» Work instructions
Whichever lines of the material contain "title", copy each of them.

[Data provided Boundary: Start]

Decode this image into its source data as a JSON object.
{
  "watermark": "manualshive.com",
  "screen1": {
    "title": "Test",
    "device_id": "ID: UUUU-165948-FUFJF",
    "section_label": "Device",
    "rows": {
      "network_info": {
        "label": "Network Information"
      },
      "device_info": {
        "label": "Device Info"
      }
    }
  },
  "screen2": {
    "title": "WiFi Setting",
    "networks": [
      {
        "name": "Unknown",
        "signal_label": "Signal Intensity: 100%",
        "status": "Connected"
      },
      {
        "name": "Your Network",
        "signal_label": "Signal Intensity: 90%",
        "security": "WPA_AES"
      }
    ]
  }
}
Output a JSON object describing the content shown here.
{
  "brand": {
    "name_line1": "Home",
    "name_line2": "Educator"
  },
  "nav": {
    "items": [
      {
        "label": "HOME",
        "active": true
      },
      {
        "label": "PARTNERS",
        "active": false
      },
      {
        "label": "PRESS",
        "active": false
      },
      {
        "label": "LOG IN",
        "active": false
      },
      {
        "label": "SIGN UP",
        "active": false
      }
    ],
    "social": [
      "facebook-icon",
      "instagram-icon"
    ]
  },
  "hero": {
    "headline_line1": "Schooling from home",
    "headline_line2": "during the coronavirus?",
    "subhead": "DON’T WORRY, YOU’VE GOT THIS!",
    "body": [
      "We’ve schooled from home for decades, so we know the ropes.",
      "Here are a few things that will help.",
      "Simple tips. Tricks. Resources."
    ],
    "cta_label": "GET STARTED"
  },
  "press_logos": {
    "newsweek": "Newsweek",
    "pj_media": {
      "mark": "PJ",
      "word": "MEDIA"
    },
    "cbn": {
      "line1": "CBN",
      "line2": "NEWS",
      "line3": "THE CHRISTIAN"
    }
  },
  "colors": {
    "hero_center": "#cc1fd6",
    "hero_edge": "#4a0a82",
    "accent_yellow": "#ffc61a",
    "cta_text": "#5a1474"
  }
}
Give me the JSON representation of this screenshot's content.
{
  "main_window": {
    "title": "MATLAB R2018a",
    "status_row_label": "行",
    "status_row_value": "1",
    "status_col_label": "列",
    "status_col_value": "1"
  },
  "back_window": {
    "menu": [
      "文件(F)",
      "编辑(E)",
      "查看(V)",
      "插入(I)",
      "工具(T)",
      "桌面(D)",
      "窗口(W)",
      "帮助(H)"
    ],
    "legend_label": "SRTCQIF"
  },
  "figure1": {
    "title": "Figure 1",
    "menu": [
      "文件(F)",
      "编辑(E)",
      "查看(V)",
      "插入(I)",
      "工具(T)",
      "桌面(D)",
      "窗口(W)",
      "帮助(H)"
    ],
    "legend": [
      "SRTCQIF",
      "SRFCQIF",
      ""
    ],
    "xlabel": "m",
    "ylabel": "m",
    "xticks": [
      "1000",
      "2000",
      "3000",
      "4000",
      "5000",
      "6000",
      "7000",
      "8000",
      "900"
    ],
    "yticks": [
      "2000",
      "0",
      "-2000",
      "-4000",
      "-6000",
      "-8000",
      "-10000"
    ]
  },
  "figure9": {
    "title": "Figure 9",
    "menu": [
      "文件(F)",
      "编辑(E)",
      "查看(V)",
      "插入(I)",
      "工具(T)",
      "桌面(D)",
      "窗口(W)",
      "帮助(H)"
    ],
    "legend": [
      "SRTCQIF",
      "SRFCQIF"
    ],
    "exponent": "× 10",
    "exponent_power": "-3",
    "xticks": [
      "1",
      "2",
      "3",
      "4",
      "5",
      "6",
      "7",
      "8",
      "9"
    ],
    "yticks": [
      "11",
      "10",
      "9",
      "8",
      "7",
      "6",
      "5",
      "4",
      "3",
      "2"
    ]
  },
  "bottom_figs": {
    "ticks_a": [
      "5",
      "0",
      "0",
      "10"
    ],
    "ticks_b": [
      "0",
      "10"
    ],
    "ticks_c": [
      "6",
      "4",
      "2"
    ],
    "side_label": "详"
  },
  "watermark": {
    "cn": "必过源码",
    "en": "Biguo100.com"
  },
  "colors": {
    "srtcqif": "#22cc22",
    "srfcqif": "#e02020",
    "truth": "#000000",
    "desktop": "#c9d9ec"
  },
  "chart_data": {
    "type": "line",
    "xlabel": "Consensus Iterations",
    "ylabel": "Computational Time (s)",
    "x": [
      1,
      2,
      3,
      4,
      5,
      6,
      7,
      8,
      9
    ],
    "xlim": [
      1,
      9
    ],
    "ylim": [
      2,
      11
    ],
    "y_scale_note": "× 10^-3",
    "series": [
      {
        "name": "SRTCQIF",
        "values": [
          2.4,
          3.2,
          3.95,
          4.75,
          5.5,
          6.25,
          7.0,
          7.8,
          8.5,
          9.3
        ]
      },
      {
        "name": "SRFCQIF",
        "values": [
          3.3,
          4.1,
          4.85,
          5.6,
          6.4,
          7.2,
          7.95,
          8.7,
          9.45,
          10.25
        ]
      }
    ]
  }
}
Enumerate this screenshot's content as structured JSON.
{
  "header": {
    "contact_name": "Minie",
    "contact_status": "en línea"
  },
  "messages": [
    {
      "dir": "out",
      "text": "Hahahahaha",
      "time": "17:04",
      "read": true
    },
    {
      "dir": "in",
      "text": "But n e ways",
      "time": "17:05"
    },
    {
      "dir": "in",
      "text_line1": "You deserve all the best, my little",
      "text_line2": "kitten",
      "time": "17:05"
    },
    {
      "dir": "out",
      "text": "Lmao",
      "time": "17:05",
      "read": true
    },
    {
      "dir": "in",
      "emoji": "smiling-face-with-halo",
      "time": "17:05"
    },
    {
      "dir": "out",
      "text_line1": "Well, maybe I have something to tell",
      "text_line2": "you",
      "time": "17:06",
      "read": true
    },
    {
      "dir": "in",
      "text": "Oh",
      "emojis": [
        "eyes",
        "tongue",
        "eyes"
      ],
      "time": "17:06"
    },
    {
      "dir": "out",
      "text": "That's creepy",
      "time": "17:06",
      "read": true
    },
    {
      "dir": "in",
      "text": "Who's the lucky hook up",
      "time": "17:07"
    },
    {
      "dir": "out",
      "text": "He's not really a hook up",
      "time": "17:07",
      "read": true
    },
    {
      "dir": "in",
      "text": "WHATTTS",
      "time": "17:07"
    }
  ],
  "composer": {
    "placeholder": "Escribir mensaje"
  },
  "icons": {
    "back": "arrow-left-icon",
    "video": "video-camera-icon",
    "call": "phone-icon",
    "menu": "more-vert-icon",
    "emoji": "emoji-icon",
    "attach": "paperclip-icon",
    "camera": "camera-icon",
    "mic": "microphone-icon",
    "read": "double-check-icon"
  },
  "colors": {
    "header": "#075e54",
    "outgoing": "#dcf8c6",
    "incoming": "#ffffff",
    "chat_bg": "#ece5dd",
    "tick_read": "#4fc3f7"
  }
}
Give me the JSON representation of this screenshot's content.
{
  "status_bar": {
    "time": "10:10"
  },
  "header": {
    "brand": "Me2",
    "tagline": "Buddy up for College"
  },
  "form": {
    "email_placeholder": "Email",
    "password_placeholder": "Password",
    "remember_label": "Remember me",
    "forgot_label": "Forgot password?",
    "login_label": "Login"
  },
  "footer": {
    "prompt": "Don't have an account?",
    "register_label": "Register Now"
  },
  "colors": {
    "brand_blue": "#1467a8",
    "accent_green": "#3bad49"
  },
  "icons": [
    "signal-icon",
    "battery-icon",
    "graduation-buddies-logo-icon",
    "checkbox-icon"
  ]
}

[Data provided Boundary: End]

» Written reply
    "title": "Test",
    "title": "WiFi Setting",
    "title": "MATLAB R2018a",
    "title": "Figure 1",
    "title": "Figure 9",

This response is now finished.